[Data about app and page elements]
====================

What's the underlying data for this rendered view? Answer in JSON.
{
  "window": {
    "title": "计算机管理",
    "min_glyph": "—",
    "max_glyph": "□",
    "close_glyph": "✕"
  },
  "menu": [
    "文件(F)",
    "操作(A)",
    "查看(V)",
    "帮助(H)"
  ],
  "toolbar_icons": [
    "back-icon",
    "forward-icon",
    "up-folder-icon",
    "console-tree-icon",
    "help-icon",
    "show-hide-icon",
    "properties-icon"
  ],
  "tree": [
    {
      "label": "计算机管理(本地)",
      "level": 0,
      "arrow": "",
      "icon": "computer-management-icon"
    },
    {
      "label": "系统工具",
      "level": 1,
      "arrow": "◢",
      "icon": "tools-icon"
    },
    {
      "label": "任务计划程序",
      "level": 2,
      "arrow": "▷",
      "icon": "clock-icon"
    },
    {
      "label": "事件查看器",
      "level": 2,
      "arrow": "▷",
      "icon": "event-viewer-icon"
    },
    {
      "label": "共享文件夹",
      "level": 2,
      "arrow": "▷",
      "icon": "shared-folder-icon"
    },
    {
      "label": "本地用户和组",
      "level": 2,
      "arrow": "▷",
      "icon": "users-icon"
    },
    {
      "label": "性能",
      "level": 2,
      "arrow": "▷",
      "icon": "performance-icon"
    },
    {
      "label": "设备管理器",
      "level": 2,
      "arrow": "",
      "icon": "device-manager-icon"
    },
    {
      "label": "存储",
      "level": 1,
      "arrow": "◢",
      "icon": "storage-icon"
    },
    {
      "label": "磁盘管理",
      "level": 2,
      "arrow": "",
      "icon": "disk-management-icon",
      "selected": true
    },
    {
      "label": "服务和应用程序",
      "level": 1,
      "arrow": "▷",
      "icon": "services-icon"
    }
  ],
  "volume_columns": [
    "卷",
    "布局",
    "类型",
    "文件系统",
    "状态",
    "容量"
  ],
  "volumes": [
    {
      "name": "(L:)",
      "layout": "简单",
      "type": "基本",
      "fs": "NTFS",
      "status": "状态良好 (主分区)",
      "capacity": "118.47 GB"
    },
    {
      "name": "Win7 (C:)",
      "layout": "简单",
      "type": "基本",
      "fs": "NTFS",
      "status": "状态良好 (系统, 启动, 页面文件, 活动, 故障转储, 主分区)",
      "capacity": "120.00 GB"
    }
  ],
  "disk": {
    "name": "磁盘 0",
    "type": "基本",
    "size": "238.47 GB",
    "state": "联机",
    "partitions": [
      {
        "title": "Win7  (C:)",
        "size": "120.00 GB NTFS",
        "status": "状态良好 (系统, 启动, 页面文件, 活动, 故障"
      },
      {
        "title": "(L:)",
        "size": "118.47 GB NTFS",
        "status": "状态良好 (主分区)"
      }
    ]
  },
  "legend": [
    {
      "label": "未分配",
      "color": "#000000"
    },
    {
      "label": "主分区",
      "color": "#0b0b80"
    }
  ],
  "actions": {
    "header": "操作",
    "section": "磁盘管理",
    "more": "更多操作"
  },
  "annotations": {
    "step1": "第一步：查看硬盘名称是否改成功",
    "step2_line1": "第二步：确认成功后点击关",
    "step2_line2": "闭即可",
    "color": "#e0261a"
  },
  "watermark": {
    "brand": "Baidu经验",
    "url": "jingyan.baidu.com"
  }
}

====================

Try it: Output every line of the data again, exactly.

Output:
What's the underlying data for this rendered view? Answer in JSON.
{
  "window": {
    "title": "计算机管理",
    "min_glyph": "—",
    "max_glyph": "□",
    "close_glyph": "✕"
  },
  "menu": [
    "文件(F)",
    "操作(A)",
    "查看(V)",
    "帮助(H)"
  ],
  "toolbar_icons": [
    "back-icon",
    "forward-icon",
    "up-folder-icon",
    "console-tree-icon",
    "help-icon",
    "show-hide-icon",
    "properties-icon"
  ],
  "tree": [
    {
      "label": "计算机管理(本地)",
      "level": 0,
      "arrow": "",
      "icon": "computer-management-icon"
    },
    {
      "label": "系统工具",
      "level": 1,
      "arrow": "◢",
      "icon": "tools-icon"
    },
    {
      "label": "任务计划程序",
      "level": 2,
      "arrow": "▷",
      "icon": "clock-icon"
    },
    {
      "label": "事件查看器",
      "level": 2,
      "arrow": "▷",
      "icon": "event-viewer-icon"
    },
    {
      "label": "共享文件夹",
      "level": 2,
      "arrow": "▷",
      "icon": "shared-folder-icon"
    },
    {
      "label": "本地用户和组",
      "level": 2,
      "arrow": "▷",
      "icon": "users-icon"
    },
    {
      "label": "性能",
      "level": 2,
      "arrow": "▷",
      "icon": "performance-icon"
    },
    {
      "label": "设备管理器",
      "level": 2,
      "arrow": "",
      "icon": "device-manager-icon"
    },
    {
      "label": "存储",
      "level": 1,
      "arrow": "◢",
      "icon": "storage-icon"
    },
    {
      "label": "磁盘管理",
      "level": 2,
      "arrow": "",
      "icon": "disk-management-icon",
      "selected": true
    },
    {
      "label": "服务和应用程序",
      "level": 1,
      "arrow": "▷",
      "icon": "services-icon"
    }
  ],
  "volume_columns": [
    "卷",
    "布局",
    "类型",
    "文件系统",
    "状态",
    "容量"
  ],
  "volumes": [
    {
      "name": "(L:)",
      "layout": "简单",
      "type": "基本",
      "fs": "NTFS",
      "status": "状态良好 (主分区)",
      "capacity": "118.47 GB"
    },
    {
      "name": "Win7 (C:)",
      "layout": "简单",
      "type": "基本",
      "fs": "NTFS",
      "status": "状态良好 (系统, 启动, 页面文件, 活动, 故障转储, 主分区)",
      "capacity": "120.00 GB"
    }
  ],
  "disk": {
    "name": "磁盘 0",
    "type": "基本",
    "size": "238.47 GB",
    "state": "联机",
    "partitions": [
      {
        "title": "Win7  (C:)",
        "size": "120.00 GB NTFS",
        "status": "状态良好 (系统, 启动, 页面文件, 活动, 故障"
      },
      {
        "title": "(L:)",
        "size": "118.47 GB NTFS",
        "status": "状态良好 (主分区)"
      }
    ]
  },
  "legend": [
    {
      "label": "未分配",
      "color": "#000000"
    },
    {
      "label": "主分区",
      "color": "#0b0b80"
    }
  ],
  "actions": {
    "header": "操作",
    "section": "磁盘管理",
    "more": "更多操作"
  },
  "annotations": {
    "step1": "第一步：查看硬盘名称是否改成功",
    "step2_line1": "第二步：确认成功后点击关",
    "step2_line2": "闭即可",
    "color": "#e0261a"
  },
  "watermark": {
    "brand": "Baidu经验",
    "url": "jingyan.baidu.com"
  }
}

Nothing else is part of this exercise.